The BNS 2023 is meant to replace the Indian Penal Code (IPC), which provides protection from prosecution to a person of unsound mind. BNS turns it into a person with mental illness. The parliamentary panel headed by BJP MP Brij Lal was of the opinion that the government should bring back the term “of unsound mind” as the meaning of “mental illness” is “too broad” and can also include mood swings and voluntary intoxication.

“The Committee has accordingly recommended that the word ‘mental illness’ wherever it occurs in this Code, be changed to ‘of unsound mind’ as the present person may create problems during the trial stage, as an accused The person can only show that he was unsound. The report of the panel states that he was under the influence of alcohol or drugs at the time of committing the offense and he cannot be prosecuted even if he has committed the offense without intoxication. .

According to sources, the government has accepted the suggestion. Sources said the government has rejected the proposal to retain the crime of adultery in BNS 2023 and criminalize non-consensual sex between men, women and/or transgender persons by once again reintroducing Section 377 of the IPC. Is done.

BNS has removed section 497 of the IPC as the Supreme Court had decriminalized adultery in a judgment in 2018.

However, the Committee has expressed concern that the provision needs to be retained to protect the sanctity of the institution of marriage, while changes may be made to address the gender discrimination aspect.

Sources said that the government does not agree with this. The redrafted bills may face opposition from the Indian faction in Parliament. The opposition parties have already decided to coordinate their floor strategy in Parliament on the three bills as well as the Chief Election Commissioner and other EC (Appointment, Conditions of Service and Tenure of Office) Bills.

They have decided to demand that all three bills be referred to a joint select committee. The bills have already been examined by the Parliamentary Standing Committee on Home Affairs, and the government is unlikely to accede to the opposition’s demand.

On August 11, Union Home Minister Amit Shah had introduced three bills in the Lok Sabha which were sent to the Standing Committee on the same day.

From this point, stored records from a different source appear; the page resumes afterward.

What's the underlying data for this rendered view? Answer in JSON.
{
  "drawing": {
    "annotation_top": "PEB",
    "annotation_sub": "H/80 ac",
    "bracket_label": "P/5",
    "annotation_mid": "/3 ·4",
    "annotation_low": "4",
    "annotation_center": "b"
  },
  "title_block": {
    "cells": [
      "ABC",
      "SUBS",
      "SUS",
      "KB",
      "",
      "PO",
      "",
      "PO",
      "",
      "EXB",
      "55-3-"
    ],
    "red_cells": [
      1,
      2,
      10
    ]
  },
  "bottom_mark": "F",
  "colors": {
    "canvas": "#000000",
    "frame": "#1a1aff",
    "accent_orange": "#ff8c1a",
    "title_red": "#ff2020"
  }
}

A new provision on mob lynching, providing for seven years’ imprisonment or life imprisonment or death penalty; Enabling speedy justice through video trials, e-filing of FIRs; expanding the definition of treason; bringing corruption, terrorism and organized crime under penal laws; introducing community service and solitary confinement as new forms of punishment; to conduct a hearing in the absence of an accused; The new bills provide for significant changes in criminal jurisprudence – among others.